Pete: Yeah. The, the only emotion that he shows his rage in this, there's no sort of like at no point, do you think, oh, you know, he's, he doesn't show any kind of like sadness or
Dan: no he's very, he's very easy. Very, even along most of it or it's
Pete: which in itself
Pete: quite fucking scary in a very different way.
It did remind me of of Robert de Niro's portrayal of max Cady and Kate fair, like very different sort of character, but that kind of like, fuck, he's just going to keep going and keep going. And he's he is not to be messed with no, like, you know, th you know, his gang fuck gangs. Gang members are ending up dead and shit, and he just keeps like plowing on like the fucking Terminator
Dan: believes his right. I mean, that's what it comes down to. He believes that he has some merit of argument and that more people should feel the way that he does that.
People shouldn't be happy about. Accepting crap burgers or, you know, whatever else, little things of irked him throughout his day. But as the vowel says in the end, you know, that's what happens and we do accept it. You know, we, we accept the lies. They say says even lie to the fishers, you know, they lie to everybody it's
Pete: Yeah.
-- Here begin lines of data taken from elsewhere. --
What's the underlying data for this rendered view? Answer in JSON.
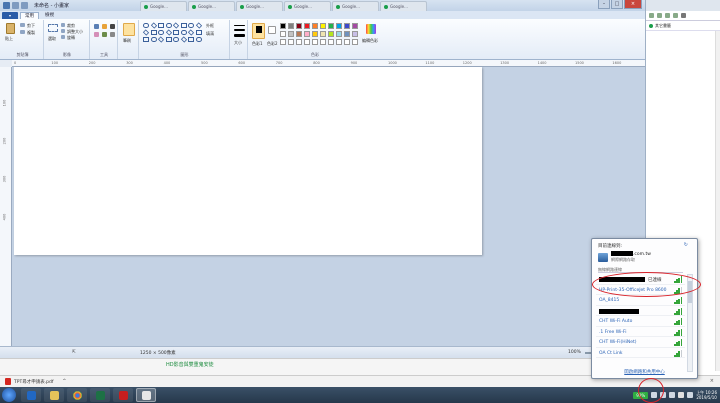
{
  "paint": {
    "title": "未命名 - 小畫家",
    "file_menu": "",
    "tabs": [
      "常用",
      "檢視"
    ],
    "groups": {
      "clipboard": "剪貼簿",
      "image": "影像",
      "tools": "工具",
      "shapes": "圖形",
      "colors": "色彩"
    },
    "buttons": {
      "paste": "貼上",
      "cut": "剪下",
      "copy": "複製",
      "select": "選取",
      "crop": "裁剪",
      "resize": "調整大小",
      "rotate": "旋轉",
      "brush": "筆刷",
      "outline": "外框",
      "fill": "填滿",
      "size": "大小",
      "color1": "色彩1",
      "color2": "色彩2",
      "edit_colors": "編輯色彩"
    },
    "ruler_ticks": [
      "0",
      "100",
      "200",
      "300",
      "400",
      "500",
      "600",
      "700",
      "800",
      "900",
      "1000",
      "1100",
      "1200",
      "1300",
      "1400",
      "1500",
      "1600"
    ],
    "vruler_ticks": [
      "100",
      "200",
      "300",
      "400"
    ],
    "status": {
      "canvas_size": "1250 × 500像素",
      "zoom": "100%"
    },
    "palette": [
      "#000000",
      "#7f7f7f",
      "#880015",
      "#ed1c24",
      "#ff7f27",
      "#fff200",
      "#22b14c",
      "#00a2e8",
      "#3f48cc",
      "#a349a4",
      "#ffffff",
      "#c3c3c3",
      "#b97a57",
      "#ffaec9",
      "#ffc90e",
      "#efe4b0",
      "#b5e61d",
      "#99d9ea",
      "#7092be",
      "#c8bfe7"
    ]
  },
  "browser_tabs": [
    {
      "label": "Google..."
    },
    {
      "label": "Google..."
    },
    {
      "label": "Google..."
    },
    {
      "label": "Google..."
    },
    {
      "label": "Google..."
    },
    {
      "label": "Google..."
    },
    {
      "label": "Google..."
    }
  ],
  "right_pane": {
    "bookmark": "其它書籤"
  },
  "below_paint_text": "HD影音與雙重鬼安徒",
  "downloads": {
    "file": "TPT尋才申請表.pdf",
    "close": "×"
  },
  "network_popup": {
    "title": "目前連線到:",
    "current_domain": ".com.tw",
    "current_sub": "網際網路存取",
    "section": "無線網路連線",
    "connected_label": "已連線",
    "networks": [
      {
        "name": "",
        "status": "已連線",
        "redacted": true,
        "bars": 4
      },
      {
        "name": "HP-Print-35-OfficeJet Pro 8600",
        "status": "",
        "redacted": false,
        "bars": 3
      },
      {
        "name": "OA_8415",
        "status": "",
        "redacted": false,
        "bars": 4
      },
      {
        "name": "",
        "status": "",
        "redacted": true,
        "bars": 4
      },
      {
        "name": "CHT Wi-Fi Auto",
        "status": "",
        "redacted": false,
        "bars": 4
      },
      {
        "name": ".1 Free Wi-Fi",
        "status": "",
        "redacted": false,
        "bars": 4
      },
      {
        "name": "CHT Wi-Fi(HiNet)",
        "status": "",
        "redacted": false,
        "bars": 4
      },
      {
        "name": "OA Ct Link",
        "status": "",
        "redacted": false,
        "bars": 3
      }
    ],
    "footer": "開啟網路和共用中心"
  },
  "taskbar": {
    "battery": "99%",
    "time": "上午 10:26",
    "date": "2019/5/10"
  },
  "colors": {
    "accent": "#2a5ca8",
    "annotation": "#d8232a",
    "signal": "#35a53a",
    "link": "#2a62b5"
  }
}
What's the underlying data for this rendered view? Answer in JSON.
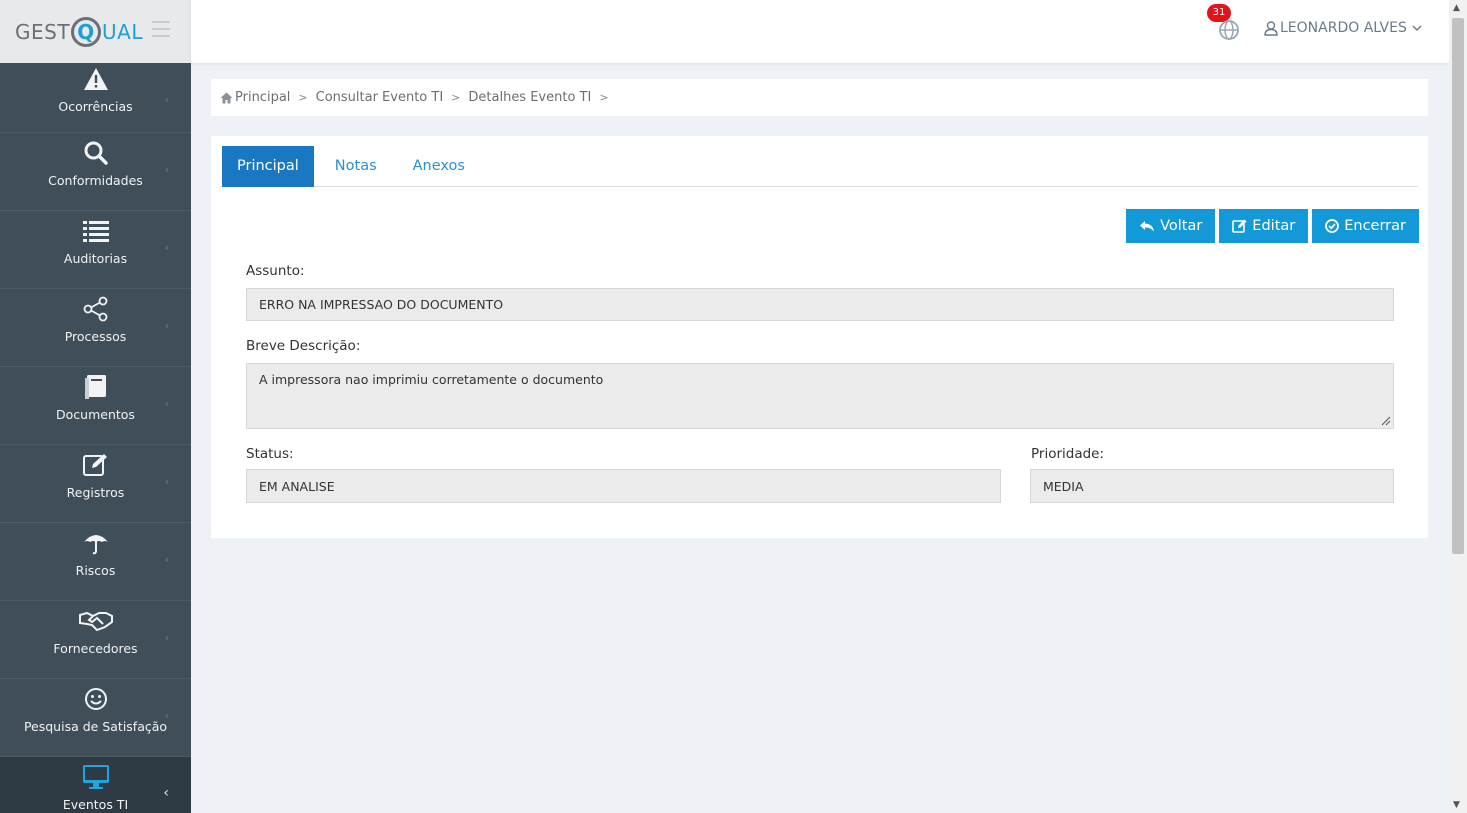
{
  "logo": {
    "text_left": "Gest",
    "text_q": "Q",
    "text_right": "ual"
  },
  "sidebar": {
    "items": [
      {
        "label": "Ocorrências",
        "icon": "warning-icon"
      },
      {
        "label": "Conformidades",
        "icon": "search-icon"
      },
      {
        "label": "Auditorias",
        "icon": "list-icon"
      },
      {
        "label": "Processos",
        "icon": "share-icon"
      },
      {
        "label": "Documentos",
        "icon": "book-icon"
      },
      {
        "label": "Registros",
        "icon": "edit-icon"
      },
      {
        "label": "Riscos",
        "icon": "umbrella-icon"
      },
      {
        "label": "Fornecedores",
        "icon": "handshake-icon"
      },
      {
        "label": "Pesquisa de Satisfação",
        "icon": "smile-icon"
      },
      {
        "label": "Eventos TI",
        "icon": "monitor-icon",
        "active": true
      }
    ]
  },
  "header": {
    "notifications_count": "31",
    "user_name": "LEONARDO ALVES"
  },
  "breadcrumb": [
    "Principal",
    "Consultar Evento TI",
    "Detalhes Evento TI"
  ],
  "tabs": [
    "Principal",
    "Notas",
    "Anexos"
  ],
  "actions": {
    "back": "Voltar",
    "edit": "Editar",
    "close": "Encerrar"
  },
  "form": {
    "subject_label": "Assunto:",
    "subject_value": "ERRO NA IMPRESSAO DO DOCUMENTO",
    "description_label": "Breve Descrição:",
    "description_value": "A impressora nao imprimiu corretamente o documento",
    "status_label": "Status:",
    "status_value": "EM ANALISE",
    "priority_label": "Prioridade:",
    "priority_value": "MEDIA"
  },
  "colors": {
    "sidebar": "#3f4e59",
    "accent": "#1499d8",
    "tab_active": "#1a78c2",
    "badge": "#e3121b"
  }
}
Yep. Yep. It's not, it's. Yeah. It's definitely not put out to be a message of how to handle having a bad day.
Dan: No, that's, that's fairly solid. And so is this movie
Pete: And yeah, you guys, how'd you feel about the film?
like it's a really well made movie with great performances and some iconic scenes that have really like, you know
Dan: there almost
Reegs: big, big cultural impact. But it's got some troubling content really. I think
Dan: Yeah, it's a troubling film. I mean, it's not made to be, you know, I don't think it is made to be funny. And there may be some of those dark comment
Reegs: I think his ideas are quite dark for a mainstream movie really dark,
Dan: you know, there is on that kind of side of things. I, I enjoyed the movie. I thought it was I didn't think I would, as much as I did often not seeing it for so long.
I wouldn't have revisited it again, but I'm glad I did so. Thanks for the nomination as well.